▶ _Requirement_: The string "read" may appear in lines of the listing. Report each line where it does.
--- Provided data ---
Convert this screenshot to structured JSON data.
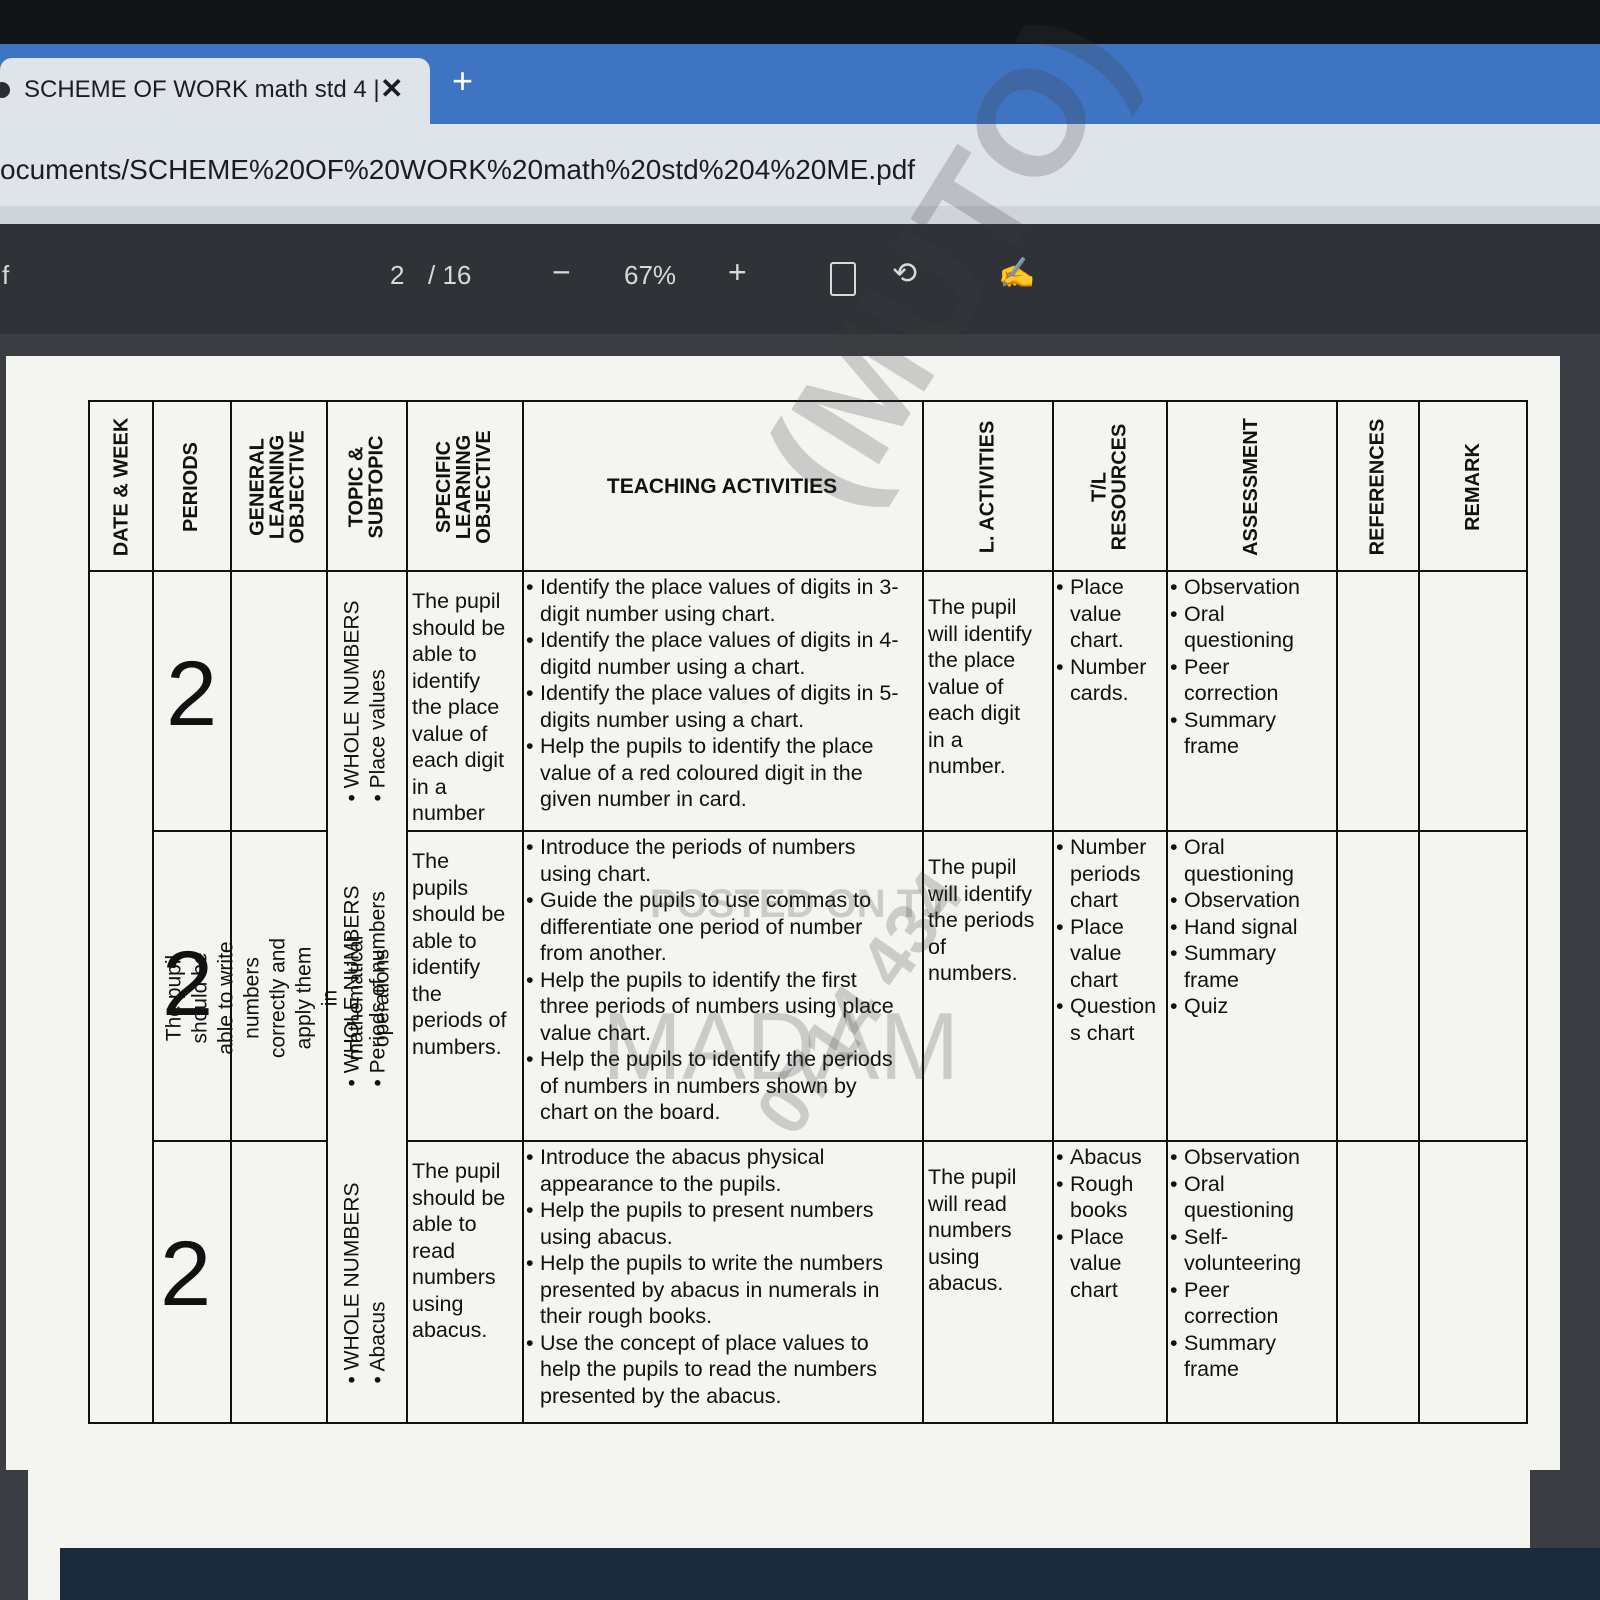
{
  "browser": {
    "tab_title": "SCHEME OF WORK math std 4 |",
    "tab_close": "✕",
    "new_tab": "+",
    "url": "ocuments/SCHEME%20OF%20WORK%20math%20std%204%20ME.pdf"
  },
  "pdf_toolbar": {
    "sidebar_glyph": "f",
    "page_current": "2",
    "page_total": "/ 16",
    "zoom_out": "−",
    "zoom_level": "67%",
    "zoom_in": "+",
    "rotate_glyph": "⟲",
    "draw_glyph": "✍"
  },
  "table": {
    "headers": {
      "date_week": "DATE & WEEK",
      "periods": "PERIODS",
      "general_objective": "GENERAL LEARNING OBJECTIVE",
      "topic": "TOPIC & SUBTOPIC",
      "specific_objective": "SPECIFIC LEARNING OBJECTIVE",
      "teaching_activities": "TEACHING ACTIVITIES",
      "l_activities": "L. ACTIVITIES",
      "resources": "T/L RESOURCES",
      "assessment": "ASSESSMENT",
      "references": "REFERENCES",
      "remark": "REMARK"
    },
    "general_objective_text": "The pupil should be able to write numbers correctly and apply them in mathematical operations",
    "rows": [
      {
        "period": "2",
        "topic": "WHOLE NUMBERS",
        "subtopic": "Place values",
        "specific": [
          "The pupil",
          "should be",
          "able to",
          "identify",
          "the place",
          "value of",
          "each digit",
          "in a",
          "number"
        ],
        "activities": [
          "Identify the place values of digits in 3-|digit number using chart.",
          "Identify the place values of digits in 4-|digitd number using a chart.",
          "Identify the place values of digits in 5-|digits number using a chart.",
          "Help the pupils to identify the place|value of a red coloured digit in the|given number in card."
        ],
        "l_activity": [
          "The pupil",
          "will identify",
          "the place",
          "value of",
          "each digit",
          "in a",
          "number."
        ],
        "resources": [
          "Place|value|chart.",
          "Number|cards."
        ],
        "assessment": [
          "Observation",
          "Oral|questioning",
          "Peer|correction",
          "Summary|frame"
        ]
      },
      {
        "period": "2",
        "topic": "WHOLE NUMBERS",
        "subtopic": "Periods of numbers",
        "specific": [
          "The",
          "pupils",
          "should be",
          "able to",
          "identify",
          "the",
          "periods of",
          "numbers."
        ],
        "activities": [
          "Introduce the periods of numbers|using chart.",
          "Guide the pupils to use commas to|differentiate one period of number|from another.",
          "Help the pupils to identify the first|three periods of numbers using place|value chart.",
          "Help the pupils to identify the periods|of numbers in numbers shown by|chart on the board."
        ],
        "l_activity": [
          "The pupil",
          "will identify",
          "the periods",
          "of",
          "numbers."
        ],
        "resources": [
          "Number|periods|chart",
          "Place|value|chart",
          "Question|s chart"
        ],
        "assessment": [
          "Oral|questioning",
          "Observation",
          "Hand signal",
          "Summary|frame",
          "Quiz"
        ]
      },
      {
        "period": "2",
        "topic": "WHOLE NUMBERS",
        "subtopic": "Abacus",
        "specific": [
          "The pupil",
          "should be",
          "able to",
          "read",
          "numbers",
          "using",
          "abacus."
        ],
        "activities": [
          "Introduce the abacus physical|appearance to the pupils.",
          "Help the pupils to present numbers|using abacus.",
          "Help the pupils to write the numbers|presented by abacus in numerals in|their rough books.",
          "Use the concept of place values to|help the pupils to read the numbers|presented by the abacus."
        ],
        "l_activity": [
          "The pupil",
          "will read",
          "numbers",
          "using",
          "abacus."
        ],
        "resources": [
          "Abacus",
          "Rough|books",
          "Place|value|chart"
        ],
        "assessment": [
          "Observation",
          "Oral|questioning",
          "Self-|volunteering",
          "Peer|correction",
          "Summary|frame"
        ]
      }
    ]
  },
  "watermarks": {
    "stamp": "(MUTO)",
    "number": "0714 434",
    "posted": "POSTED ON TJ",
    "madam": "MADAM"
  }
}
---
▶ _Result for this exercise_:
          "read",
          "Use the concept of place values to|help the pupils to read the numbers|presented by the abacus."
          "will read",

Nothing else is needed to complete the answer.